[WHAT THIS TASK INVOLVES]:
Please return all records verbatim, no pictures.
**********
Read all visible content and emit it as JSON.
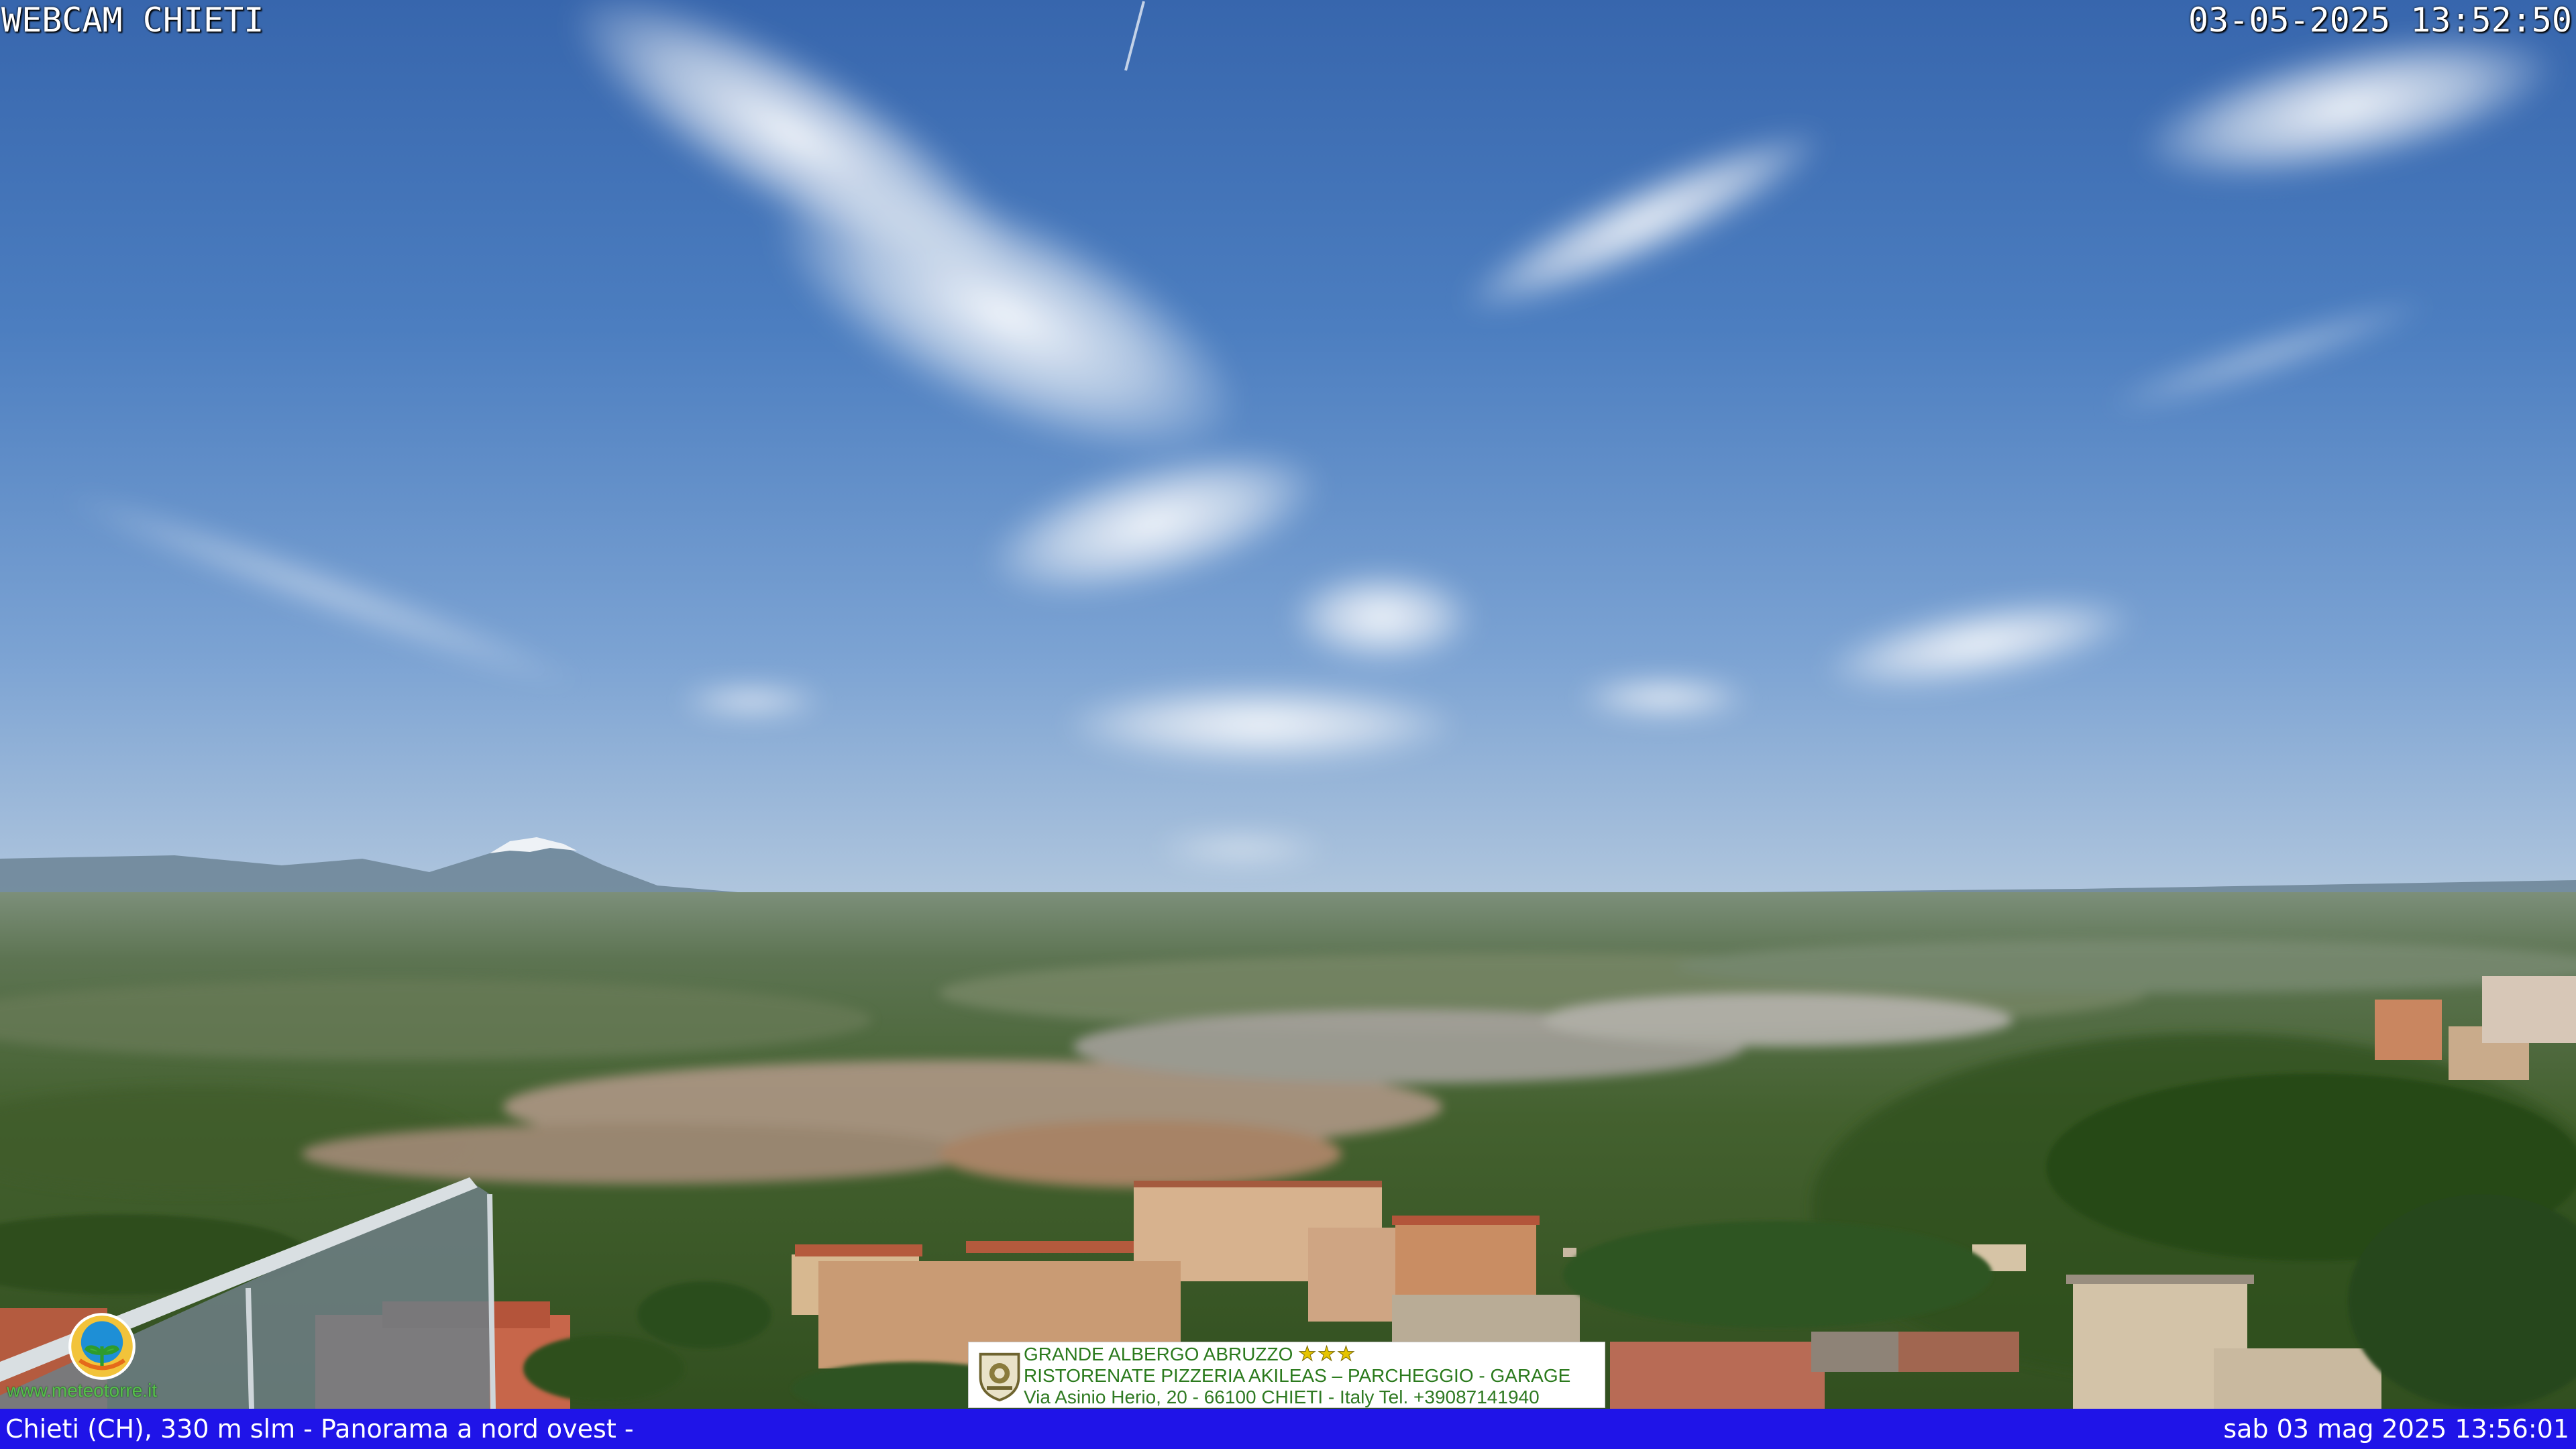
{
  "overlay": {
    "title": "WEBCAM CHIETI",
    "timestamp": "03-05-2025 13:52:50"
  },
  "footer": {
    "location": "Chieti (CH), 330 m slm - Panorama a nord ovest -",
    "datetime": "sab 03 mag 2025 13:56:01"
  },
  "advertisement": {
    "line1": "GRANDE ALBERGO ABRUZZO",
    "stars": "★★★",
    "line2": "RISTORENATE PIZZERIA AKILEAS – PARCHEGGIO - GARAGE",
    "line3": "Via Asinio Herio, 20 - 66100 CHIETI - Italy Tel. +39087141940"
  },
  "watermark": {
    "text": "www.meteotorre.it",
    "icon": "weather-logo-icon"
  },
  "colors": {
    "footer_bar": "#1f14e8",
    "sky": "#3f6fb3",
    "ad_text": "#2b7a1d"
  }
}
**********
[WRITTEN SOLUTION]:
Read all visible content and emit it as JSON.
{
  "overlay": {
    "title": "WEBCAM CHIETI",
    "timestamp": "03-05-2025 13:52:50"
  },
  "footer": {
    "location": "Chieti (CH), 330 m slm - Panorama a nord ovest -",
    "datetime": "sab 03 mag 2025 13:56:01"
  },
  "advertisement": {
    "line1": "GRANDE ALBERGO ABRUZZO",
    "stars": "★★★",
    "line2": "RISTORENATE PIZZERIA AKILEAS – PARCHEGGIO - GARAGE",
    "line3": "Via Asinio Herio, 20 - 66100 CHIETI - Italy Tel. +39087141940"
  },
  "watermark": {
    "text": "www.meteotorre.it",
    "icon": "weather-logo-icon"
  },
  "colors": {
    "footer_bar": "#1f14e8",
    "sky": "#3f6fb3",
    "ad_text": "#2b7a1d"
  }
}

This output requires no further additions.